A disturbing study done by the Southern Education Foundation, published in October of 2013, found that the numbers of low-income students were rising across the United States. Analyzing 2011 statistics, the study found that nearly half, or 48 percent, of all students in public schools are now considered low-income. For the first time in 40 years, low-income students outnumber those from higher economic brackets in the South and West regions of the country.

What’s Being Done?

Title 1, Part A (Title 1) is a federal program that provides assistance to local educational facilities that have high numbers of low-income families. Based on specific formulas, eligible schools receive grant money to provide financial resources to children who are struggling to keep up. In 2009 to 2010 school year, more than 56,000 schools in the United States participated in the program.

Other government programs, such as the National School Lunch Programs, provide basic necessities that children need to grow healthy bodies and minds. The program offers free or reduced-priced nutritious meals that are available throughout the year, even when school is not in session.

At the local level, programs are sprouting up to assist children in low-income areas. Many cities have nonprofit tutoring programs that help students close the educational gaps at little or no cost to parents. The Boston Public School district began an initiative in 2004 to develop programs that enhanced and expanded preschool education using improved curriculums and added resources. An evaluation found that not only did the program have a positive effect on children from low-income families, but it also closed more than half of the educational gap between those students and their more affluent peers.

Because many parents in low-income brackets were not raised in an environment that encouraged learning, they don’t have the skills to help their own children. One program, Harlem Children’s Zone, seeks to change that. Manager Geoffrey Canada teaches pregnant mothers how to encourage children to develop their minds. Canada says that community resources such as school libraries, summer enrichment programs, after school programs and exposure to books are essential resources in giving low-income children a foundation on which to grow.

New York City’s successful high school choice initiative gives students the freedom to decide where they go to school. The district developed a number of smaller schools that students can opt into. The smaller schools foster stability and sustain an environment that encourages learning. Low-income students who participate have an increased graduation rate of 7 percent.

There is a growing tend to place heavier emphasis on helping pre-kindergarten children.

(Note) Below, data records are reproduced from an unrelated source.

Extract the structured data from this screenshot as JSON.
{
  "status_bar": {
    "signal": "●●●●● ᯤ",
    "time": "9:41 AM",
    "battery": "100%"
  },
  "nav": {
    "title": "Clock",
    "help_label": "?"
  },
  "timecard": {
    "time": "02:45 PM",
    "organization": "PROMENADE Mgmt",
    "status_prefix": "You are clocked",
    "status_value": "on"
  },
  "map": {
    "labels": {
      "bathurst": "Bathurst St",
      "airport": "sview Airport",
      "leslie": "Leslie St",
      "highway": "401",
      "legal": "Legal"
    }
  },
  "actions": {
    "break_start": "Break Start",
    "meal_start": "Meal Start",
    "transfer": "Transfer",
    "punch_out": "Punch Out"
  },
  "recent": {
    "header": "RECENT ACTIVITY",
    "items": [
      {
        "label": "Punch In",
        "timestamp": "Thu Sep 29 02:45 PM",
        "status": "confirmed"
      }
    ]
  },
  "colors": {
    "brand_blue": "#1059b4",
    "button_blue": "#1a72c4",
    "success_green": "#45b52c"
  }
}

Many lower-income children are already behind those with higher incomes when they enter kindergarten. If they don’t receive help, the gap widens. States are increasingly funding pre-kindergarten programs that address the needs of underprivileged children.